The Transfer Portal
The NCAA changed their Transfer Portal rule last year and Geno Auriemma, head coach of the perennial women’s college basketball powerhouse University of Connecticut, doesn’t like it.
Prior to this season, if a player wanted to move from one school to another, she or he had to sit out an entire season of play. This is an extraordinary punishment considering the athletic lives of such players are very short and earning potential for even a single season is millions of dollars.
Why Geno is Angry
Geno Auriemma is mad because some of the players he recruited left and their ability to continue to do so is now significantly easier. Geno Auriemma has some telling quotes in the story.
In regards to an athlete leaving a program he says, A lot of these kids are delusional. They have so many voices in their ear.
I suppose you know better what the athlete should do? You should be in charge of the decision instead of them, their parents? Can you get any more condescending?
There’s something wrong with the entitlement that happens to exist today, and there’s something wrong with this idea of student-athlete welfare, that everything should be done to accommodate the student-athlete with no regard whatsoever to the coaches who work their ass off to recruit these kids in the first place, work with them, help them get better, make them the player that they are, and then they up and leave with no consequences whatsoever.
Entitlement? Look in the mirror Geno Auriemma. Look in the mirror. You work hard? So do those kids. How often do coaches up and leave for a new contract at a different school without consequences? Leaving the athletes they recruited behind? What’s good for you isn’t good for anyone else?
Those kids have people whispering in their ears? So do you! The people who pay you millions of dollars to coach, the apparel companies that pay your school to have those kids wear their jerseys. What do those kids get paid for all of this? You are the best one to look out for their interests? No, you are the best one to look out for your own interests and the same goes for them.
If we as coaches just call a kid in and say, ‘Look, I thought you’d be a lot better than this, so I’m taking away your scholarship’, we would get crucified.
That’s exactly the way it was until the NCAA changed the rules thanks to a plethora of lawsuits. In the past Geno Auriemma could simply take away a scholarship for exactly that reason but I didn’t hear him up in arms talking about entitlement back then, about the horrors of such a practice.
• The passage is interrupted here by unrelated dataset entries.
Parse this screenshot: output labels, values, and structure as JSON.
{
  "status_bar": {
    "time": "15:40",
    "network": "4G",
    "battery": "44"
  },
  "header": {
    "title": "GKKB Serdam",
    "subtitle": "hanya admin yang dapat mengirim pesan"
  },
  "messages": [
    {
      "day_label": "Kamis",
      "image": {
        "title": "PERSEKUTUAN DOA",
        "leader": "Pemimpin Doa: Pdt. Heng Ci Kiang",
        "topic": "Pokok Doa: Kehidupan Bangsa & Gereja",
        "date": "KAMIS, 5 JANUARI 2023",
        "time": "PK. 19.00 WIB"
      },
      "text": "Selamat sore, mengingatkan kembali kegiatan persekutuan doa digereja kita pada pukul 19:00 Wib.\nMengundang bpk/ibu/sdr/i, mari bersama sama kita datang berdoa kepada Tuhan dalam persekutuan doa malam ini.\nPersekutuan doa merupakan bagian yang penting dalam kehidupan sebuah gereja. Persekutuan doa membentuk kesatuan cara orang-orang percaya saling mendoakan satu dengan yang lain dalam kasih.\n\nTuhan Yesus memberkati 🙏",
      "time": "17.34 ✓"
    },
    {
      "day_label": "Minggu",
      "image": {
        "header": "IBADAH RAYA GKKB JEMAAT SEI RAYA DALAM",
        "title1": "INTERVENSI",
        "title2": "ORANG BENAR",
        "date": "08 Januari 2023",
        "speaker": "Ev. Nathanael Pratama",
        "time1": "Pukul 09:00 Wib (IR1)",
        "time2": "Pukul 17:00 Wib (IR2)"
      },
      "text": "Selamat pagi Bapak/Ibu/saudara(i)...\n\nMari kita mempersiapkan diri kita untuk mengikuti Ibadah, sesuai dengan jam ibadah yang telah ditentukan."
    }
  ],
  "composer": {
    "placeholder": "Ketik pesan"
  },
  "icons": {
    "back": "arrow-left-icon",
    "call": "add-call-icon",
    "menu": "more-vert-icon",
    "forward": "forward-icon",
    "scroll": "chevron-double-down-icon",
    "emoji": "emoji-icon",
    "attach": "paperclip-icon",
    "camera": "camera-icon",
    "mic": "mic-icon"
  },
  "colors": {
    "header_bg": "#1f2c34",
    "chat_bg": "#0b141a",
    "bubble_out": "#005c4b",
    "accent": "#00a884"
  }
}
Kids sometimes make bad decisions; I don’t deny it. Some will want to transfer when it might well be best to stay at the original school. That being said, I don’t want some sanctimonious adult telling young athletes what to do while, at the same time, taking millions of dollars to further the coach’s career. Talk about conflict of interest.
Geno Auriemma is way out of line.